Select teams are an option for a multitude of different sports. The Washington Post recently profiled Washington area student athletes involved in tournament basketball in an article entitled "They Got Game." Basketball organizations in this area, such as the Maryland Flames and the Virginia Pride, offer competition nearly year-round for dedicated student athletes. As the Post states, "The teams are not for those with a casual interest in the sport."

Junior Daniel Ottalini, who has played select soccer since sixth grade, feels that competing year-round against talented, upper-level players has been tough, but it has also forced him to improve his skills and level of play. "It's very challenging, especially at the older levels. The competition always gets better, so you have to get better," he explains

Select players often must compete not only with other teams, but with other kids as well in order to score a spot on a good team. Sometimes more than 50 kids may try-out for 12 spaces on a select basketball team, says The Washington Post. In addition, some teams do not give equal playing time to everyone. Some players may sit on the bench for entire games, while "star" players get all the action.

Reaping the Benefits

Although select teams may be a huge commitment, they are certainly worth the effort for many players, and with so many talented young athletes involved in competitive sports, year-round conditioning, competition, and dedication have become necessary. A 1997 study by the University of Michigan Institute for Social Research found that boys and girls spent, on average, five hours and 17 minutes per week playing structured sports in 1997, while in 1981 sports took up only two hours and 20 minutes per week.

O'Brien feels that, as a softball player, involvement in travel ball is essential to her success not only now, but also later on in her athletic career. "You increase your skills, you're playing much better teams. For girls who want to play in college, they definitely have to play travel ball," she says earnestly.

Emma Simson, an MVSA Storm member who graduated from Blair in 2003, was signed by the University of Maryland, a Division One school. She is one of only a handful of Blair students in the past few years to play Division One sports after graduation.

O'Brien hopes to play either Division Two or Three softball in college, and believes that without her involvement in select teams, this would not be possible. Ebert feels that his teams give girls a much greater chance of playing college ball. MVSA's 18 and under teams usually enter "college showcases" in the fall, which are tournaments held by college coaches and scouts for recruiting purposes.

MVSA Storm players have indeed caught the eyes of scouts all over the country. "This past September, five of our 18U players went on to play softball in college.
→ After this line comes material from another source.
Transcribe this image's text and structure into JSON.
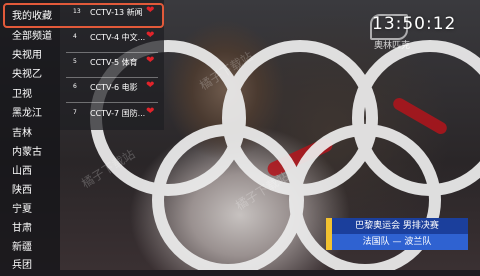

One each at the University of Maryland, Frostburg State, Gettysburg College, York College and Ithaca College," says Ebert.

In a broader sense, Ebert feels that competitive sports often foster character and a good work ethic in young players. "College professors have told me they can usually spot the athletes in their class by their positive attitudes and ability to set goals and work as a team," he explains.

Ottalini adds that his team has traditionally had a strong camaraderie, and everyone usually gets along very well. "Everyone on the team knows each other really well. We're all friends," he says. Ottalini's team, the Calverton Coyotes United, also chips in each year for a team party to celebrate their season.

For players who want to excel in their sport, select teams, national tournaments and cutthroat competition are here to stay. Gone are the days of relaxed recreational teams and lengthy off-seasons. For many coaches and players, however, the chance to compete, achieve, and be a serious athlete is a more than sufficient reward for all the hard work.

Tags: print

Ellie Blalock. Ellie is a SENIOR in the CAP program at Blair. She enjoys such activities as traveling, being able to say "water" in six languages and having heart-to-heart chats with eccentric politicians. If you're in need of a laugh, please ask Ellie about her driving … More »

Show comments


No comments.

Please ensure that all comments are mature and responsible; they will go through moderation.